EXERCISE: Extract all lines in the data that contain the word "ffffff".

(Extracted records)
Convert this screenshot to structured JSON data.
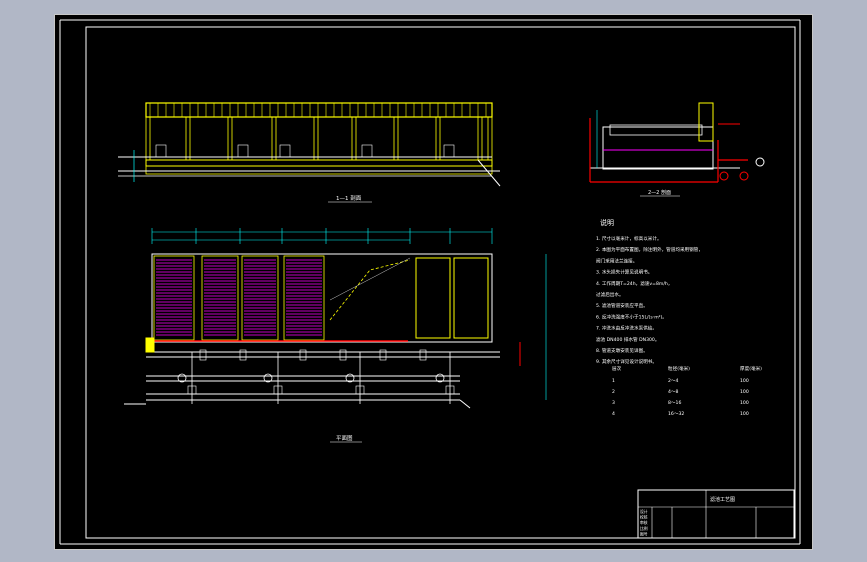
{
  "sheet": {
    "background": "#000000",
    "viewport_bg": "#b1b7c6",
    "border_color": "#ffffff"
  },
  "colors": {
    "structure": "#ffff00",
    "pipe": "#ffffff",
    "dimension": "#00ffff",
    "filter_media": "#ff00ff",
    "valve": "#ffffff",
    "section_line": "#ff0000",
    "text": "#ffffff"
  },
  "views": {
    "elevation_title": "1—1 剖面",
    "section_title": "2—2 剖面",
    "plan_title": "平面图"
  },
  "notes": {
    "heading": "说明",
    "lines": [
      "1. 尺寸以毫米计，标高以米计。",
      "2. 本图为平面布置图，除注明外，管道均采用钢管，",
      "   阀门采用法兰连接。",
      "3. 水头损失计算见说明书。",
      "4. 工作周期T=24h，滤速v=8m/h，",
      "   过滤后出水。",
      "5. 滤池管道安装应平直。",
      "6. 反冲洗强度不小于15L/(s·m²)。",
      "7. 冲洗水由反冲洗水泵供给。",
      "   滤池 DN400 排水管 DN300。",
      "8. 管道支墩安装见详图。",
      "9. 其余尺寸详见设计说明书。"
    ],
    "table": {
      "headers": [
        "层次",
        "粒径(毫米)",
        "厚度(毫米)"
      ],
      "rows": [
        [
          "1",
          "2～4",
          "100"
        ],
        [
          "2",
          "4～8",
          "100"
        ],
        [
          "3",
          "8～16",
          "100"
        ],
        [
          "4",
          "16～32",
          "100"
        ]
      ]
    }
  },
  "title_block": {
    "drawing_name": "滤池工艺图",
    "cells": [
      "设计",
      "校核",
      "审核",
      "比例",
      "图号"
    ]
  }
}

EXERCISE RESPONSE:
    "border_color": "#ffffff"
    "pipe": "#ffffff",
    "valve": "#ffffff",
    "text": "#ffffff"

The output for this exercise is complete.